By Vladimir V. Zelevinsky
Staff Reporter

Directed by Robert Redford.

Written by Eric Roth and Richard LaGravenesse.

Starring Robert Redford, Kristin Scott Thomas, Scarlett Johannson, Sam Neill, and many horses.

No wonder Titanic made so much money - during first five months of 1998, there has not been a single really good movie. Finally, one has arrived: Robert Redford's The Horse Whisperer is the best film of the year so far, at least in the fictional category - Everest is perhaps a touch more fun.

A mother (Scott Thomas) takes her daughter (Scarlett Johannson) and her daughter's horse, both traumatized by an accident, to rural Montana, to be cured by a horse doctor (Redford). That's it, really, but it's a pleasure to watch a movie with a smart screenplay such as this one. It has quite an impressive pedigree, co-written by Eric Roth (screenwriter of Forrest Gump) and Richard LaGravenesse (The Bridges of Madison County), and it shows in the uncommon degree of intelligence and perception.

Redford's direction is textbook, using the most effective use of filmmaking techniques, with each shot precisely placed and having a distinct purpose. The opening sequence of a horse running down a snowy slope is visually stunning, and the rest of the movie excels in storytelling, both through sharp dialogue and visual means. The film is carefully paced, and doesn't feel long at 2 hours and 40 minutes. Many plot strands - human relationships with horses, a culture clash story, a romance, a travelogue, and more than a few elements of a modern western - are intertwined seamlessly.

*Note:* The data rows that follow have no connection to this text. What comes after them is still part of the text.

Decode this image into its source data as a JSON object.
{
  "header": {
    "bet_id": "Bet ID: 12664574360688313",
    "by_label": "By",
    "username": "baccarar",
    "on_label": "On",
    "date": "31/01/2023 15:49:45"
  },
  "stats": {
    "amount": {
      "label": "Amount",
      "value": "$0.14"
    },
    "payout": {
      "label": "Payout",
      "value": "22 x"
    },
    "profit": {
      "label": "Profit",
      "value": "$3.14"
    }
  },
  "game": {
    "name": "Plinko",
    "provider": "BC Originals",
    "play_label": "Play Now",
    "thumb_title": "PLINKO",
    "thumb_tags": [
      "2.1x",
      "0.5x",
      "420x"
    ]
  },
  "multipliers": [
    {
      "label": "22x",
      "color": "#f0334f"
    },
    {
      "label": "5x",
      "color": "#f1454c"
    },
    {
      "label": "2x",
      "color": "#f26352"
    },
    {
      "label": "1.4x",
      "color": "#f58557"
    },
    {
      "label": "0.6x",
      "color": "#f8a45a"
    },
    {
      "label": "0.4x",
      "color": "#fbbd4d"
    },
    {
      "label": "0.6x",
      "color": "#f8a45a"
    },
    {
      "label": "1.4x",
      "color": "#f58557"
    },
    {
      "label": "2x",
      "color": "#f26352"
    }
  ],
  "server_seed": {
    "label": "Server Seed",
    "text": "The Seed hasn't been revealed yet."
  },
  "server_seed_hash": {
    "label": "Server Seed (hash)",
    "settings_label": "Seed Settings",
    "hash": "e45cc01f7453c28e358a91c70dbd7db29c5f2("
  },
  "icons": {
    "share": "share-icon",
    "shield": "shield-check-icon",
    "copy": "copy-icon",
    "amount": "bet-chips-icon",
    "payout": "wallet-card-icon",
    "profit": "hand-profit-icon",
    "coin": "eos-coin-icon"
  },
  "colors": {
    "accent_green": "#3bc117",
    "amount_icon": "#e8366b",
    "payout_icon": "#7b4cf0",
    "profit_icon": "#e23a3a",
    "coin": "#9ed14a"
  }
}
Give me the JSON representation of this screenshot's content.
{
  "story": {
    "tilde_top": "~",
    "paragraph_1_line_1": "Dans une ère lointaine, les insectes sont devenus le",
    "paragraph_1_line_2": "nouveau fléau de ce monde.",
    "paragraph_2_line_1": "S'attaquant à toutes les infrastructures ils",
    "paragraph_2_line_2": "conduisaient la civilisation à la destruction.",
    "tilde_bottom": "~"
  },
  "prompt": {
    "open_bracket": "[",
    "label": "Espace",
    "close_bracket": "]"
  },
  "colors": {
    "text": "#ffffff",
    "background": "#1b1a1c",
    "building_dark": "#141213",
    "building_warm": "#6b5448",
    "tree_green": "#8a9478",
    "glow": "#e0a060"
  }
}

Technically, the film is impeccable: it is spectacularly shot with gorgeous cinematography, including breathtaking shots of the Montana wilderness. Both sets and costumes look absolutely authentic. The score is excellent as well, fusing together modern tones and country music. Redford's handling of the logistics of filming complex action with that many horses (the main horse alone is played by six separate ones) is also extremely impressive.

Redford the actor doesn't fare quite as well, perhaps because it is the first time he has to work with Redford the director. He seems unable to make up his mind whether he wants to play a romantic lead, with emphasis on small telling details - glances, touches, semi-smiles with the corner of the mouth - or a mythical figure, straight out of John Wayne's repertoire. Each of these halves would be fine by itself, but they don't co-exist that well.

Combining these disparate halves would have been impossible if not for Kristin Scott Thomas. Hers is an utterly amazing performance, which works both as an archetype of an overworked, career-targeting city dweller, and as a very specific, and very human, woman. As a matter of fact, after seeing Scott Thomas in Four Weddings and a Funeral, The English Patient, and here, I suspect there are no limits to her acting range. An aside: in the early scenes, when she's a high-strung New York magazine editor, I imagined her, with deep-set eyes, clenched teeth, and square jaw, in some sort of a sci-fi action film, battling aliens alongside Sigourney Weaver.

While not great, The Horse Whisperer is the first good movie of 1998. In the middle of the film there is a sequence of Redford and Scott Thomas riding together across the Montana pastures. It is the most cinematically electrifying sequence I've seen since, I'd say, Titanic.